Objective: To examine the effects of trunk exercises performed using the physio ball as against the plinth, on trunk control and functional balance in patients with acute stroke.Design: An observer-blinded pilot randomized controlled trial.Subjects: Thirty patients with acute stroke (mean post-stroke duration 12 (95% confidence interval (CI) 2-34) days) who had the first onset of unilateral haemorrhagic or ischaemic lesion and an independent ability to sit for 30 seconds. Setting: Inpatient stroke rehabilitation centre.Interventions: The experimental group performed task-specific trunk exercises on an unstable surface (physio ball) while the control group performed them on a stable surface (plinth). In addition to regular acute physiotherapy, both the groups underwent 1 hour of trunk exercises a day, four days a week for three weeks.Main measures: Trunk Impairment Scale and Brunel Balance Assessment.Results: The difference between the baseline characteristics of the patients belonging to both groups was not statistically significant. Post-intervention, both the groups improved on trunk control and functional balance but the experimental group improved more significantly than the control group (change scores of between-group comparison for the total Trunk Impairment Scale 3.06 (1.43), dynamic sitting balance 1.47 (1.36) and coordination 1.3 (0.67) subscales of Trunk Impairment Scale; the total Brunel Balance Assessment 1.8 (1.4) and stepping 1.87 (1.6) component of Brunel Balance Assessment). The level of significance was set at P<0.05.Conclusions: The trunk exercises performed on the physio ball are more effective than those performed on the plinth in improving both trunk control and functional balance in acute stroke patients, suggesting a task-specific effect and also a carry-over effect.

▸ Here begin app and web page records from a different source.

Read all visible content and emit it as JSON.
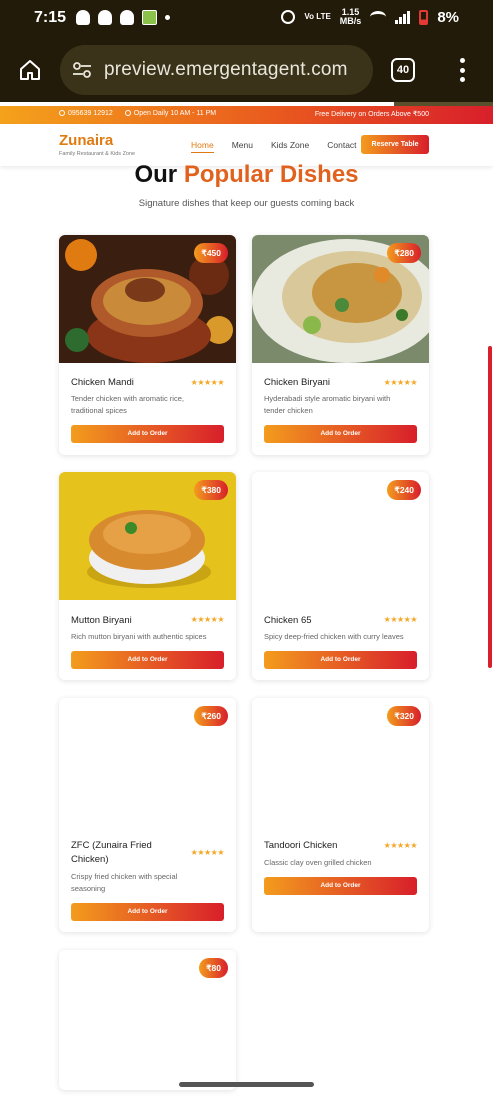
{
  "status_bar": {
    "time": "7:15",
    "network": "Vo LTE",
    "speed_value": "1.15",
    "speed_unit": "MB/s",
    "battery": "8%"
  },
  "browser": {
    "url": "preview.emergentagent.com",
    "tab_count": "40",
    "load_progress": 0.8
  },
  "site": {
    "phone": "095639 12912",
    "hours": "Open Daily 10 AM - 11 PM",
    "promo": "Free Delivery on Orders Above ₹500",
    "brand": "Zunaira",
    "tagline": "Family Restaurant & Kids Zone",
    "nav": [
      "Home",
      "Menu",
      "Kids Zone",
      "Contact"
    ],
    "reserve_label": "Reserve Table",
    "section_title_a": "Our ",
    "section_title_b": "Popular Dishes",
    "section_subtitle": "Signature dishes that keep our guests coming back"
  },
  "colors": {
    "accent_orange": "#f39c1d",
    "accent_red": "#d81f2b",
    "brand": "#e07b12"
  },
  "dishes": [
    {
      "name": "Chicken Mandi",
      "price": "₹450",
      "stars": "★★★★★",
      "desc": "Tender chicken with aromatic rice, traditional spices",
      "button": "Add to Order",
      "image": "mandi"
    },
    {
      "name": "Chicken Biryani",
      "price": "₹280",
      "stars": "★★★★★",
      "desc": "Hyderabadi style aromatic biryani with tender chicken",
      "button": "Add to Order",
      "image": "biryani"
    },
    {
      "name": "Mutton Biryani",
      "price": "₹380",
      "stars": "★★★★★",
      "desc": "Rich mutton biryani with authentic spices",
      "button": "Add to Order",
      "image": "mutton"
    },
    {
      "name": "Chicken 65",
      "price": "₹240",
      "stars": "★★★★★",
      "desc": "Spicy deep-fried chicken with curry leaves",
      "button": "Add to Order",
      "image": "blank"
    },
    {
      "name": "ZFC (Zunaira Fried Chicken)",
      "price": "₹260",
      "stars": "★★★★★",
      "desc": "Crispy fried chicken with special seasoning",
      "button": "Add to Order",
      "image": "blank"
    },
    {
      "name": "Tandoori Chicken",
      "price": "₹320",
      "stars": "★★★★★",
      "desc": "Classic clay oven grilled chicken",
      "button": "Add to Order",
      "image": "blank"
    },
    {
      "price": "₹80",
      "image": "blank"
    }
  ]
}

All Science Journal Classification (ASJC) codes
- Physical Therapy, Sports Therapy and Rehabilitation